TASK INSTRUCTIONS
Where the string "server" occurs in the material below, report the whole line.

EXERCISE DATA
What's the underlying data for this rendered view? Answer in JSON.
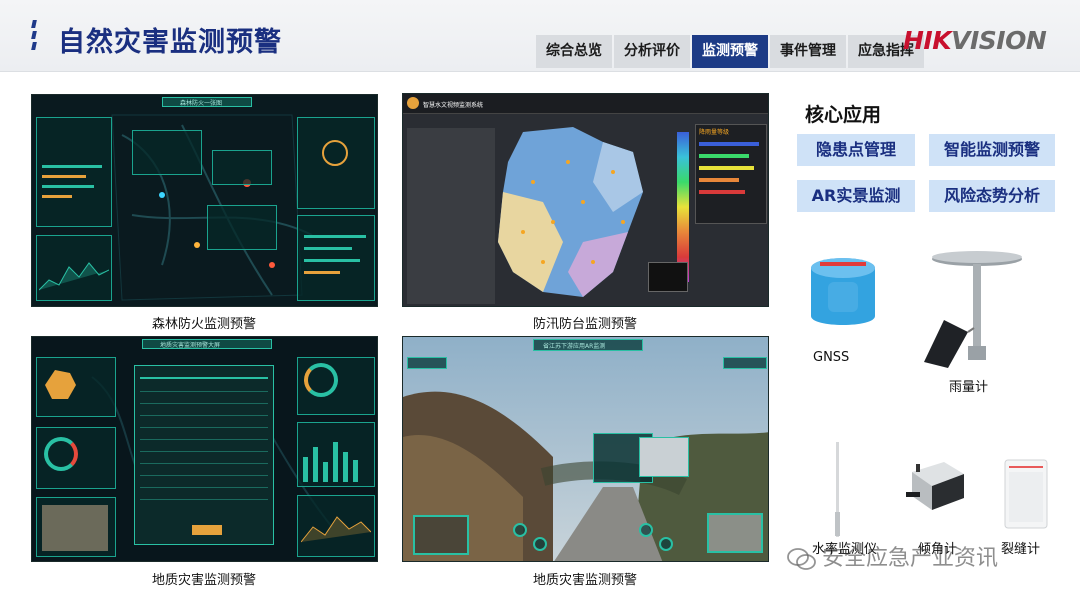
{
  "header": {
    "title": "自然灾害监测预警",
    "tabs": [
      "综合总览",
      "分析评价",
      "监测预警",
      "事件管理",
      "应急指挥"
    ],
    "active_tab": 2,
    "logo": {
      "part1": "HIK",
      "part2": "VISION"
    }
  },
  "screens": [
    {
      "caption": "森林防火监测预警",
      "ui_title": "森林防火一张图"
    },
    {
      "caption": "防汛防台监测预警",
      "ui_title": "智慧水文视频监测系统",
      "legend_title": "降雨量等级"
    },
    {
      "caption": "地质灾害监测预警",
      "ui_title": "地质灾害监测预警大屏"
    },
    {
      "caption": "地质灾害监测预警",
      "ui_title": "省江苏下游应用AR监测"
    }
  ],
  "core": {
    "title": "核心应用",
    "tags": [
      "隐患点管理",
      "智能监测预警",
      "AR实景监测",
      "风险态势分析"
    ]
  },
  "devices": [
    {
      "name": "GNSS",
      "icon": "gnss-receiver-icon"
    },
    {
      "name": "雨量计",
      "icon": "rain-gauge-icon"
    },
    {
      "name": "水率监测仪",
      "icon": "water-meter-icon"
    },
    {
      "name": "倾角计",
      "icon": "inclinometer-icon"
    },
    {
      "name": "裂缝计",
      "icon": "crack-meter-icon"
    }
  ],
  "watermark": "安全应急产业资讯",
  "colors": {
    "brand_blue": "#1a2f80",
    "active_tab": "#1d3b86",
    "tag_bg": "#cfe2f7",
    "logo_red": "#c8102e"
  }
}
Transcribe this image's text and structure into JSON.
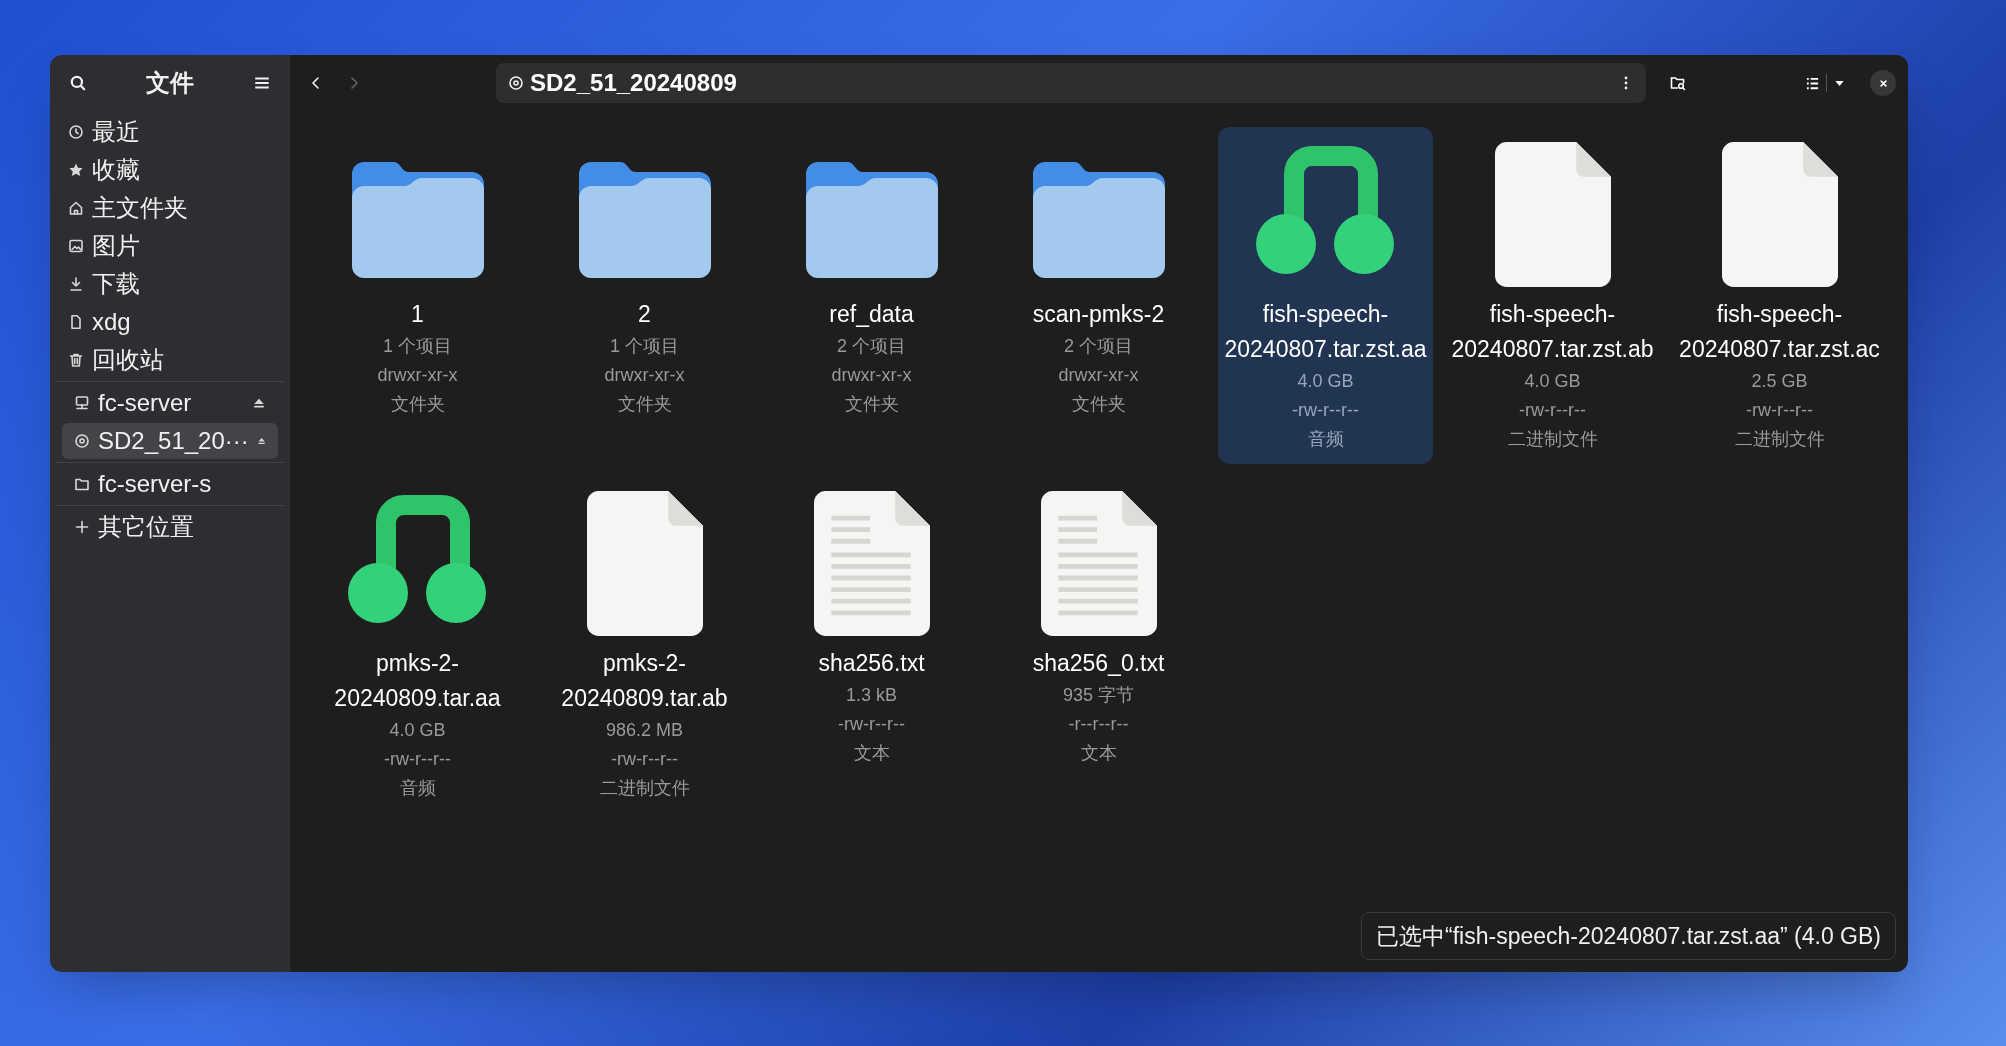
{
  "sidebar": {
    "title": "文件",
    "sections": [
      {
        "items": [
          {
            "label": "最近",
            "kind": "clock",
            "selected": false,
            "eject": false
          },
          {
            "label": "收藏",
            "kind": "star",
            "selected": false,
            "eject": false
          },
          {
            "label": "主文件夹",
            "kind": "home",
            "selected": false,
            "eject": false
          },
          {
            "label": "图片",
            "kind": "image",
            "selected": false,
            "eject": false
          },
          {
            "label": "下载",
            "kind": "download",
            "selected": false,
            "eject": false
          },
          {
            "label": "xdg",
            "kind": "file",
            "selected": false,
            "eject": false
          },
          {
            "label": "回收站",
            "kind": "trash",
            "selected": false,
            "eject": false
          }
        ]
      },
      {
        "items": [
          {
            "label": "fc-server",
            "kind": "server",
            "selected": false,
            "eject": true
          },
          {
            "label": "SD2_51_20···",
            "kind": "disc",
            "selected": true,
            "eject": true
          }
        ]
      },
      {
        "items": [
          {
            "label": "fc-server-s",
            "kind": "folder",
            "selected": false,
            "eject": false
          }
        ]
      },
      {
        "items": [
          {
            "label": "其它位置",
            "kind": "plus",
            "selected": false,
            "eject": false
          }
        ]
      }
    ]
  },
  "toolbar": {
    "path": "SD2_51_20240809",
    "back_disabled": false,
    "forward_disabled": true
  },
  "files": [
    {
      "name": "1",
      "kind": "folder",
      "selected": false,
      "details": [
        "1 个项目",
        "drwxr-xr-x",
        "文件夹"
      ]
    },
    {
      "name": "2",
      "kind": "folder",
      "selected": false,
      "details": [
        "1 个项目",
        "drwxr-xr-x",
        "文件夹"
      ]
    },
    {
      "name": "ref_data",
      "kind": "folder",
      "selected": false,
      "details": [
        "2 个项目",
        "drwxr-xr-x",
        "文件夹"
      ]
    },
    {
      "name": "scan-pmks-2",
      "kind": "folder",
      "selected": false,
      "details": [
        "2 个项目",
        "drwxr-xr-x",
        "文件夹"
      ]
    },
    {
      "name": "fish-speech-20240807.tar.zst.aa",
      "kind": "audio",
      "selected": true,
      "details": [
        "4.0 GB",
        "-rw-r--r--",
        "音频"
      ]
    },
    {
      "name": "fish-speech-20240807.tar.zst.ab",
      "kind": "binary",
      "selected": false,
      "details": [
        "4.0 GB",
        "-rw-r--r--",
        "二进制文件"
      ]
    },
    {
      "name": "fish-speech-20240807.tar.zst.ac",
      "kind": "binary",
      "selected": false,
      "details": [
        "2.5 GB",
        "-rw-r--r--",
        "二进制文件"
      ]
    },
    {
      "name": "pmks-2-20240809.tar.aa",
      "kind": "audio",
      "selected": false,
      "details": [
        "4.0 GB",
        "-rw-r--r--",
        "音频"
      ]
    },
    {
      "name": "pmks-2-20240809.tar.ab",
      "kind": "binary",
      "selected": false,
      "details": [
        "986.2 MB",
        "-rw-r--r--",
        "二进制文件"
      ]
    },
    {
      "name": "sha256.txt",
      "kind": "text",
      "selected": false,
      "details": [
        "1.3 kB",
        "-rw-r--r--",
        "文本"
      ]
    },
    {
      "name": "sha256_0.txt",
      "kind": "text",
      "selected": false,
      "details": [
        "935 字节",
        "-r--r--r--",
        "文本"
      ]
    }
  ],
  "status_bar": "已选中“fish-speech-20240807.tar.zst.aa” (4.0 GB)"
}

OUTPUT OF THE EXERCISE
            "label": "fc-server",
            "kind": "server",
            "label": "fc-server-s",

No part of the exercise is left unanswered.